> WORK INSTRUCTION
Give every entry again, unchanged, and leave its images out.
___ MATERIAL TO PROCESS ___
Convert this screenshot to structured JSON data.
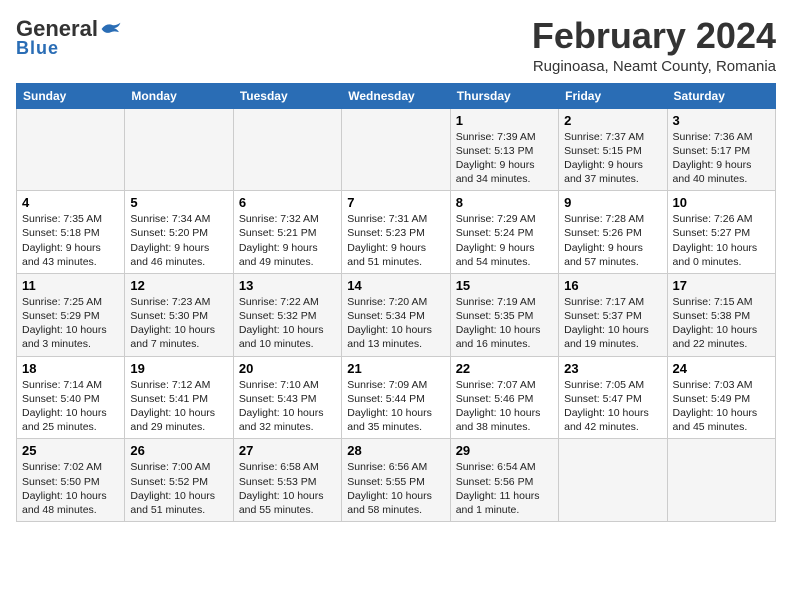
{
  "logo": {
    "general": "General",
    "blue": "Blue"
  },
  "title": "February 2024",
  "location": "Ruginoasa, Neamt County, Romania",
  "days_of_week": [
    "Sunday",
    "Monday",
    "Tuesday",
    "Wednesday",
    "Thursday",
    "Friday",
    "Saturday"
  ],
  "weeks": [
    [
      {
        "day": "",
        "info": ""
      },
      {
        "day": "",
        "info": ""
      },
      {
        "day": "",
        "info": ""
      },
      {
        "day": "",
        "info": ""
      },
      {
        "day": "1",
        "info": "Sunrise: 7:39 AM\nSunset: 5:13 PM\nDaylight: 9 hours\nand 34 minutes."
      },
      {
        "day": "2",
        "info": "Sunrise: 7:37 AM\nSunset: 5:15 PM\nDaylight: 9 hours\nand 37 minutes."
      },
      {
        "day": "3",
        "info": "Sunrise: 7:36 AM\nSunset: 5:17 PM\nDaylight: 9 hours\nand 40 minutes."
      }
    ],
    [
      {
        "day": "4",
        "info": "Sunrise: 7:35 AM\nSunset: 5:18 PM\nDaylight: 9 hours\nand 43 minutes."
      },
      {
        "day": "5",
        "info": "Sunrise: 7:34 AM\nSunset: 5:20 PM\nDaylight: 9 hours\nand 46 minutes."
      },
      {
        "day": "6",
        "info": "Sunrise: 7:32 AM\nSunset: 5:21 PM\nDaylight: 9 hours\nand 49 minutes."
      },
      {
        "day": "7",
        "info": "Sunrise: 7:31 AM\nSunset: 5:23 PM\nDaylight: 9 hours\nand 51 minutes."
      },
      {
        "day": "8",
        "info": "Sunrise: 7:29 AM\nSunset: 5:24 PM\nDaylight: 9 hours\nand 54 minutes."
      },
      {
        "day": "9",
        "info": "Sunrise: 7:28 AM\nSunset: 5:26 PM\nDaylight: 9 hours\nand 57 minutes."
      },
      {
        "day": "10",
        "info": "Sunrise: 7:26 AM\nSunset: 5:27 PM\nDaylight: 10 hours\nand 0 minutes."
      }
    ],
    [
      {
        "day": "11",
        "info": "Sunrise: 7:25 AM\nSunset: 5:29 PM\nDaylight: 10 hours\nand 3 minutes."
      },
      {
        "day": "12",
        "info": "Sunrise: 7:23 AM\nSunset: 5:30 PM\nDaylight: 10 hours\nand 7 minutes."
      },
      {
        "day": "13",
        "info": "Sunrise: 7:22 AM\nSunset: 5:32 PM\nDaylight: 10 hours\nand 10 minutes."
      },
      {
        "day": "14",
        "info": "Sunrise: 7:20 AM\nSunset: 5:34 PM\nDaylight: 10 hours\nand 13 minutes."
      },
      {
        "day": "15",
        "info": "Sunrise: 7:19 AM\nSunset: 5:35 PM\nDaylight: 10 hours\nand 16 minutes."
      },
      {
        "day": "16",
        "info": "Sunrise: 7:17 AM\nSunset: 5:37 PM\nDaylight: 10 hours\nand 19 minutes."
      },
      {
        "day": "17",
        "info": "Sunrise: 7:15 AM\nSunset: 5:38 PM\nDaylight: 10 hours\nand 22 minutes."
      }
    ],
    [
      {
        "day": "18",
        "info": "Sunrise: 7:14 AM\nSunset: 5:40 PM\nDaylight: 10 hours\nand 25 minutes."
      },
      {
        "day": "19",
        "info": "Sunrise: 7:12 AM\nSunset: 5:41 PM\nDaylight: 10 hours\nand 29 minutes."
      },
      {
        "day": "20",
        "info": "Sunrise: 7:10 AM\nSunset: 5:43 PM\nDaylight: 10 hours\nand 32 minutes."
      },
      {
        "day": "21",
        "info": "Sunrise: 7:09 AM\nSunset: 5:44 PM\nDaylight: 10 hours\nand 35 minutes."
      },
      {
        "day": "22",
        "info": "Sunrise: 7:07 AM\nSunset: 5:46 PM\nDaylight: 10 hours\nand 38 minutes."
      },
      {
        "day": "23",
        "info": "Sunrise: 7:05 AM\nSunset: 5:47 PM\nDaylight: 10 hours\nand 42 minutes."
      },
      {
        "day": "24",
        "info": "Sunrise: 7:03 AM\nSunset: 5:49 PM\nDaylight: 10 hours\nand 45 minutes."
      }
    ],
    [
      {
        "day": "25",
        "info": "Sunrise: 7:02 AM\nSunset: 5:50 PM\nDaylight: 10 hours\nand 48 minutes."
      },
      {
        "day": "26",
        "info": "Sunrise: 7:00 AM\nSunset: 5:52 PM\nDaylight: 10 hours\nand 51 minutes."
      },
      {
        "day": "27",
        "info": "Sunrise: 6:58 AM\nSunset: 5:53 PM\nDaylight: 10 hours\nand 55 minutes."
      },
      {
        "day": "28",
        "info": "Sunrise: 6:56 AM\nSunset: 5:55 PM\nDaylight: 10 hours\nand 58 minutes."
      },
      {
        "day": "29",
        "info": "Sunrise: 6:54 AM\nSunset: 5:56 PM\nDaylight: 11 hours\nand 1 minute."
      },
      {
        "day": "",
        "info": ""
      },
      {
        "day": "",
        "info": ""
      }
    ]
  ]
}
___
> RESULT FOR THIS EXERCISE
Convert this screenshot to structured JSON data.
{
  "logo": {
    "general": "General",
    "blue": "Blue"
  },
  "title": "February 2024",
  "location": "Ruginoasa, Neamt County, Romania",
  "days_of_week": [
    "Sunday",
    "Monday",
    "Tuesday",
    "Wednesday",
    "Thursday",
    "Friday",
    "Saturday"
  ],
  "weeks": [
    [
      {
        "day": "",
        "info": ""
      },
      {
        "day": "",
        "info": ""
      },
      {
        "day": "",
        "info": ""
      },
      {
        "day": "",
        "info": ""
      },
      {
        "day": "1",
        "info": "Sunrise: 7:39 AM\nSunset: 5:13 PM\nDaylight: 9 hours\nand 34 minutes."
      },
      {
        "day": "2",
        "info": "Sunrise: 7:37 AM\nSunset: 5:15 PM\nDaylight: 9 hours\nand 37 minutes."
      },
      {
        "day": "3",
        "info": "Sunrise: 7:36 AM\nSunset: 5:17 PM\nDaylight: 9 hours\nand 40 minutes."
      }
    ],
    [
      {
        "day": "4",
        "info": "Sunrise: 7:35 AM\nSunset: 5:18 PM\nDaylight: 9 hours\nand 43 minutes."
      },
      {
        "day": "5",
        "info": "Sunrise: 7:34 AM\nSunset: 5:20 PM\nDaylight: 9 hours\nand 46 minutes."
      },
      {
        "day": "6",
        "info": "Sunrise: 7:32 AM\nSunset: 5:21 PM\nDaylight: 9 hours\nand 49 minutes."
      },
      {
        "day": "7",
        "info": "Sunrise: 7:31 AM\nSunset: 5:23 PM\nDaylight: 9 hours\nand 51 minutes."
      },
      {
        "day": "8",
        "info": "Sunrise: 7:29 AM\nSunset: 5:24 PM\nDaylight: 9 hours\nand 54 minutes."
      },
      {
        "day": "9",
        "info": "Sunrise: 7:28 AM\nSunset: 5:26 PM\nDaylight: 9 hours\nand 57 minutes."
      },
      {
        "day": "10",
        "info": "Sunrise: 7:26 AM\nSunset: 5:27 PM\nDaylight: 10 hours\nand 0 minutes."
      }
    ],
    [
      {
        "day": "11",
        "info": "Sunrise: 7:25 AM\nSunset: 5:29 PM\nDaylight: 10 hours\nand 3 minutes."
      },
      {
        "day": "12",
        "info": "Sunrise: 7:23 AM\nSunset: 5:30 PM\nDaylight: 10 hours\nand 7 minutes."
      },
      {
        "day": "13",
        "info": "Sunrise: 7:22 AM\nSunset: 5:32 PM\nDaylight: 10 hours\nand 10 minutes."
      },
      {
        "day": "14",
        "info": "Sunrise: 7:20 AM\nSunset: 5:34 PM\nDaylight: 10 hours\nand 13 minutes."
      },
      {
        "day": "15",
        "info": "Sunrise: 7:19 AM\nSunset: 5:35 PM\nDaylight: 10 hours\nand 16 minutes."
      },
      {
        "day": "16",
        "info": "Sunrise: 7:17 AM\nSunset: 5:37 PM\nDaylight: 10 hours\nand 19 minutes."
      },
      {
        "day": "17",
        "info": "Sunrise: 7:15 AM\nSunset: 5:38 PM\nDaylight: 10 hours\nand 22 minutes."
      }
    ],
    [
      {
        "day": "18",
        "info": "Sunrise: 7:14 AM\nSunset: 5:40 PM\nDaylight: 10 hours\nand 25 minutes."
      },
      {
        "day": "19",
        "info": "Sunrise: 7:12 AM\nSunset: 5:41 PM\nDaylight: 10 hours\nand 29 minutes."
      },
      {
        "day": "20",
        "info": "Sunrise: 7:10 AM\nSunset: 5:43 PM\nDaylight: 10 hours\nand 32 minutes."
      },
      {
        "day": "21",
        "info": "Sunrise: 7:09 AM\nSunset: 5:44 PM\nDaylight: 10 hours\nand 35 minutes."
      },
      {
        "day": "22",
        "info": "Sunrise: 7:07 AM\nSunset: 5:46 PM\nDaylight: 10 hours\nand 38 minutes."
      },
      {
        "day": "23",
        "info": "Sunrise: 7:05 AM\nSunset: 5:47 PM\nDaylight: 10 hours\nand 42 minutes."
      },
      {
        "day": "24",
        "info": "Sunrise: 7:03 AM\nSunset: 5:49 PM\nDaylight: 10 hours\nand 45 minutes."
      }
    ],
    [
      {
        "day": "25",
        "info": "Sunrise: 7:02 AM\nSunset: 5:50 PM\nDaylight: 10 hours\nand 48 minutes."
      },
      {
        "day": "26",
        "info": "Sunrise: 7:00 AM\nSunset: 5:52 PM\nDaylight: 10 hours\nand 51 minutes."
      },
      {
        "day": "27",
        "info": "Sunrise: 6:58 AM\nSunset: 5:53 PM\nDaylight: 10 hours\nand 55 minutes."
      },
      {
        "day": "28",
        "info": "Sunrise: 6:56 AM\nSunset: 5:55 PM\nDaylight: 10 hours\nand 58 minutes."
      },
      {
        "day": "29",
        "info": "Sunrise: 6:54 AM\nSunset: 5:56 PM\nDaylight: 11 hours\nand 1 minute."
      },
      {
        "day": "",
        "info": ""
      },
      {
        "day": "",
        "info": ""
      }
    ]
  ]
}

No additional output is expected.